(Data in this exercise)
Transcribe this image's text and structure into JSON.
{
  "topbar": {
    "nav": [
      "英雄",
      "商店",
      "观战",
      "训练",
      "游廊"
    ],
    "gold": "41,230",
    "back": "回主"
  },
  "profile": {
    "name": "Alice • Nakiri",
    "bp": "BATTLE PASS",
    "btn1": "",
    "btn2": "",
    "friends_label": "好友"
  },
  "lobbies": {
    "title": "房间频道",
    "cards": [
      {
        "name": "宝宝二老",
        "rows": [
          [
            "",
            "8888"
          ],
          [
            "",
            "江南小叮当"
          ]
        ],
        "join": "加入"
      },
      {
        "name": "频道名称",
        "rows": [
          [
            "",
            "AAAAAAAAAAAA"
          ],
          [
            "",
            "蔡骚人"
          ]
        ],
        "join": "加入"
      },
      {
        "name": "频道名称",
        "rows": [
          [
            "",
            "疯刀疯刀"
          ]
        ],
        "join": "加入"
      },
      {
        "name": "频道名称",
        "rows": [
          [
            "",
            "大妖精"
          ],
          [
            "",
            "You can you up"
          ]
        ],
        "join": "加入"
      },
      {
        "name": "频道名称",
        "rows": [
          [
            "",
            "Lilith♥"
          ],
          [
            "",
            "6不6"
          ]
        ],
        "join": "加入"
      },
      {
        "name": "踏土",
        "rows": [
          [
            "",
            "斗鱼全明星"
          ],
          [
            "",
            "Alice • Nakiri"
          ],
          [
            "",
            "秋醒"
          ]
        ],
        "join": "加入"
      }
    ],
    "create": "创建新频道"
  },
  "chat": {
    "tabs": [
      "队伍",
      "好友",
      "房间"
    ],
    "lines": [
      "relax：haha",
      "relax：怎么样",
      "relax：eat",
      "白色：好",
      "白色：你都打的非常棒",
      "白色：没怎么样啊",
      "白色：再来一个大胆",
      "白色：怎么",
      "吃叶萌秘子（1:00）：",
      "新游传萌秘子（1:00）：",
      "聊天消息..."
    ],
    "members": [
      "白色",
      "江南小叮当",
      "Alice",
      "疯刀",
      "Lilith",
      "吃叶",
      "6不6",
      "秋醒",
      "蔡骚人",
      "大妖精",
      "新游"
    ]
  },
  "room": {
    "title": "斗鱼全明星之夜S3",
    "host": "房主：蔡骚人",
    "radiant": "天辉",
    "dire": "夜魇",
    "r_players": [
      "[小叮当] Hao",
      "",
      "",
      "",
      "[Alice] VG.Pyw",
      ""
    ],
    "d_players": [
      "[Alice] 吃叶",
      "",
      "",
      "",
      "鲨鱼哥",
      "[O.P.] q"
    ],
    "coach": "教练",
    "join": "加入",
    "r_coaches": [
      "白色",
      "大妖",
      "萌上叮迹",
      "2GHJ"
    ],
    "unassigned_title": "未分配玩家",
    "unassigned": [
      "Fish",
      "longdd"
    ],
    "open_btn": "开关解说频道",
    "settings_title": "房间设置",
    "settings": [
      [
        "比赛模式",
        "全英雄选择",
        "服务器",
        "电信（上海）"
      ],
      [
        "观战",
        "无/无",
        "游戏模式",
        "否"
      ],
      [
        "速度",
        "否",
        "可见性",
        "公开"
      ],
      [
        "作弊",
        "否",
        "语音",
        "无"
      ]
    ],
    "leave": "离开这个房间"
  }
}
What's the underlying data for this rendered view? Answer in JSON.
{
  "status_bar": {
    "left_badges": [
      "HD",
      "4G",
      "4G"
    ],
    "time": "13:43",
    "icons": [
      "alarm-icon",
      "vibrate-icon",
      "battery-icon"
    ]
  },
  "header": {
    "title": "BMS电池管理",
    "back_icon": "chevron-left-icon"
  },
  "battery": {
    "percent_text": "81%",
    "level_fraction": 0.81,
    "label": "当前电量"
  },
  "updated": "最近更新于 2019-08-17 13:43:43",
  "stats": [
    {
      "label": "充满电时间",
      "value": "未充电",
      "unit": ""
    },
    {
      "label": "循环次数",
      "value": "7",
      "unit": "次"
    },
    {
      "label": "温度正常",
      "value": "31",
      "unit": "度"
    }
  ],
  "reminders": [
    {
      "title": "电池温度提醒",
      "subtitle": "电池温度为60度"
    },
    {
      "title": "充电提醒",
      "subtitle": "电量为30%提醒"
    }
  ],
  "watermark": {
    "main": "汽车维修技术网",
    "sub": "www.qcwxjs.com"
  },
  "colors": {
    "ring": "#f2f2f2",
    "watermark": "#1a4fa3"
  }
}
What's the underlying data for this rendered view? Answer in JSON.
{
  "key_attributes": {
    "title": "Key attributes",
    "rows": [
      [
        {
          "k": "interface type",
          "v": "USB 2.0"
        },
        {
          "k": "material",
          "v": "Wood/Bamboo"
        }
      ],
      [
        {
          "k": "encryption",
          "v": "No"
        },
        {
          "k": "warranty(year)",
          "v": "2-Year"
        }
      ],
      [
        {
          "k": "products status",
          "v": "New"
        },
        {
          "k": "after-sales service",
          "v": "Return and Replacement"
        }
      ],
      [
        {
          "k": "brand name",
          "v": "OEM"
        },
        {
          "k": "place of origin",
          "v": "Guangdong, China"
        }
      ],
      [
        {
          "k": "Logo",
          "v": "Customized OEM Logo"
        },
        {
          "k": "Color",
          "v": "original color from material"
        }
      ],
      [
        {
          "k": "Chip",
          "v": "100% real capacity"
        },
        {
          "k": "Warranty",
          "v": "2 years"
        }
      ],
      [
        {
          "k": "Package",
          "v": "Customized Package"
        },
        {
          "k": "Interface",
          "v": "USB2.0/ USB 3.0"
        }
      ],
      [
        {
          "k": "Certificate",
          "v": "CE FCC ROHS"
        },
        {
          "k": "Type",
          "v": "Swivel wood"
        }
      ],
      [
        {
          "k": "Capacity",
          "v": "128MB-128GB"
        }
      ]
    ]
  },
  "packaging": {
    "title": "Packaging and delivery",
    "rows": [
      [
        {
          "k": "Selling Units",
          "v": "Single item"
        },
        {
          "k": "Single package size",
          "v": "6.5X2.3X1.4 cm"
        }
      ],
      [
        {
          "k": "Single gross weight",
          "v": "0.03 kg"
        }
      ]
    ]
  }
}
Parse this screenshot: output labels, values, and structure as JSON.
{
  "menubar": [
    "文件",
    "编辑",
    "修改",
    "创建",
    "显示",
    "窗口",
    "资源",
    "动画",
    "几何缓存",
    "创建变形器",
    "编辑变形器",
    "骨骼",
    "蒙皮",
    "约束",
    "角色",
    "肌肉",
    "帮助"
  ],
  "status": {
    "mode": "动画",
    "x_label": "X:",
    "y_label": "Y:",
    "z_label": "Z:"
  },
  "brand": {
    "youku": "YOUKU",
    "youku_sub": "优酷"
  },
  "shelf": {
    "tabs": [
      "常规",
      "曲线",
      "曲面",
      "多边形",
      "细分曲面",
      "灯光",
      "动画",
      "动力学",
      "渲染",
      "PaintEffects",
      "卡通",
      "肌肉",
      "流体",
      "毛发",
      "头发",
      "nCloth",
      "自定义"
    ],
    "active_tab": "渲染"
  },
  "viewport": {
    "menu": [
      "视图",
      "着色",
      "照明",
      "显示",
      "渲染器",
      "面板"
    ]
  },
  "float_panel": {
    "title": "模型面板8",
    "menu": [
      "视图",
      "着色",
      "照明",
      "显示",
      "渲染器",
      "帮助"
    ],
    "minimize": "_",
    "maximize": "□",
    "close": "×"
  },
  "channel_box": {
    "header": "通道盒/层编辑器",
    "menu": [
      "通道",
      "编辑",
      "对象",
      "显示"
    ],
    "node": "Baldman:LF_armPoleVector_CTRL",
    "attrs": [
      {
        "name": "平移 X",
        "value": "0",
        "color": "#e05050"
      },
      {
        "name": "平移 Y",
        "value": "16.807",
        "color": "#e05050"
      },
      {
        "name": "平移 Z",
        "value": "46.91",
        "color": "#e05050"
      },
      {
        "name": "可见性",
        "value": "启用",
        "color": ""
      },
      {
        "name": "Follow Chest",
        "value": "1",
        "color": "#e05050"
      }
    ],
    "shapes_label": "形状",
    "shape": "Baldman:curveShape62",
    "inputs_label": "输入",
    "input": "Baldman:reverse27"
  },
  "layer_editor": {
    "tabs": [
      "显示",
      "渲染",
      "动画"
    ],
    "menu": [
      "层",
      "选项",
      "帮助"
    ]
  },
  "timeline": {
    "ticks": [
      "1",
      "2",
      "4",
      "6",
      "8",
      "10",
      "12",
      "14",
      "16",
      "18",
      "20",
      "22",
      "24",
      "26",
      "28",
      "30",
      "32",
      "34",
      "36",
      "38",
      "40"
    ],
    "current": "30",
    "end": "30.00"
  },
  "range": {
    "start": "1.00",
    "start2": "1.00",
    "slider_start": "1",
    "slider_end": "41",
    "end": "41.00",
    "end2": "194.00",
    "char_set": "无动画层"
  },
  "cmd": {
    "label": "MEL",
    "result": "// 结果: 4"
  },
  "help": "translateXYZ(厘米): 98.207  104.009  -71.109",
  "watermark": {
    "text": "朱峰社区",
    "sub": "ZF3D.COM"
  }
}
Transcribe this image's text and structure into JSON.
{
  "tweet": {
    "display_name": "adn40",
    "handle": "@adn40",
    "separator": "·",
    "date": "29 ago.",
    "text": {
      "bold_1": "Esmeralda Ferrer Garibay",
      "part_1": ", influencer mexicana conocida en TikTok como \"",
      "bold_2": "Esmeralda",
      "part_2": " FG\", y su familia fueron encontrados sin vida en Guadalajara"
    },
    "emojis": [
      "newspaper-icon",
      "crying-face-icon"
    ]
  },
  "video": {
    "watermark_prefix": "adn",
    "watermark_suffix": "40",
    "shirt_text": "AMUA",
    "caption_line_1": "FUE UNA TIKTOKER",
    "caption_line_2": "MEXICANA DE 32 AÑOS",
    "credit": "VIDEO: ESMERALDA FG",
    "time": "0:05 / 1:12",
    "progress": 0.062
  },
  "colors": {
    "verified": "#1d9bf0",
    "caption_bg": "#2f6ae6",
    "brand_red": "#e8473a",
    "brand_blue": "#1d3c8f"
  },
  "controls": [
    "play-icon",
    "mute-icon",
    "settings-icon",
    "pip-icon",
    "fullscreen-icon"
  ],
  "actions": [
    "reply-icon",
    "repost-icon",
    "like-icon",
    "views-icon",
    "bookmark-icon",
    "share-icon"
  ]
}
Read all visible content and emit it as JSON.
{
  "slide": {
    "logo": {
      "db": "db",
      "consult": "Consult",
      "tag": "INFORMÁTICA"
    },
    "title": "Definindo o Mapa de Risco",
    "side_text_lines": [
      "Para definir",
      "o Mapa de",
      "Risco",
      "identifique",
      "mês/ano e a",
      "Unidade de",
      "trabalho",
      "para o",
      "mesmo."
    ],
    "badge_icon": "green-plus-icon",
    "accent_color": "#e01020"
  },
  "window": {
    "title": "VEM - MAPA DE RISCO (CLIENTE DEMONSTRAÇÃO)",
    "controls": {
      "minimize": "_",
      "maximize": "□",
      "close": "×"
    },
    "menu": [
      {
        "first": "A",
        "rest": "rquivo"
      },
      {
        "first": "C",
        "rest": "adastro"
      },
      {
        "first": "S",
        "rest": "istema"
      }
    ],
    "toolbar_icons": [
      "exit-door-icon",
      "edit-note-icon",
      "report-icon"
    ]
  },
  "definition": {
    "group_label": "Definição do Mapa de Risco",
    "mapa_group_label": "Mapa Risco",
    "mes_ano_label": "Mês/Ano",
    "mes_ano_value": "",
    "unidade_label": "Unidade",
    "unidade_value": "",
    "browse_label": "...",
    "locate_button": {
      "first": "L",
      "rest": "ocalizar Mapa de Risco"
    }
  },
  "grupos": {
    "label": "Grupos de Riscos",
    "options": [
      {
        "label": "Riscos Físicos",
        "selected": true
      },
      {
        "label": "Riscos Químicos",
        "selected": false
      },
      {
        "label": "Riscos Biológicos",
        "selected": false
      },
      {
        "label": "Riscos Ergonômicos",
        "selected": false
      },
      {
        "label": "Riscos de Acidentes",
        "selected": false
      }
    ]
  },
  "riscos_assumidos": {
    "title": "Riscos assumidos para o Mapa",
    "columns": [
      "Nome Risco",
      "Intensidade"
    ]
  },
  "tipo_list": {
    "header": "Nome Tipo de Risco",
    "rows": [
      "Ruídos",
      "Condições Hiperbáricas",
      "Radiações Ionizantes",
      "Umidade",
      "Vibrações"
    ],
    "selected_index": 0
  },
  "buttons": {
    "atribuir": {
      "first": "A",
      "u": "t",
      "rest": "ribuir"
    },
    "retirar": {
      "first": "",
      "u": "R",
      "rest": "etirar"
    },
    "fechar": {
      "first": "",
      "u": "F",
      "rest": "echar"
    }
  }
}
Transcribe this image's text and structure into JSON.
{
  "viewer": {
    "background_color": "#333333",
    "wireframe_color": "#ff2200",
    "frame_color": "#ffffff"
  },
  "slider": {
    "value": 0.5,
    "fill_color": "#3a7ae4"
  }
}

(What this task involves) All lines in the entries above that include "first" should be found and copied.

(Answer for this exercise)
        "first": "A",
        "first": "C",
        "first": "S",
      "first": "L",
      "first": "A",
      "first": "",
      "first": "",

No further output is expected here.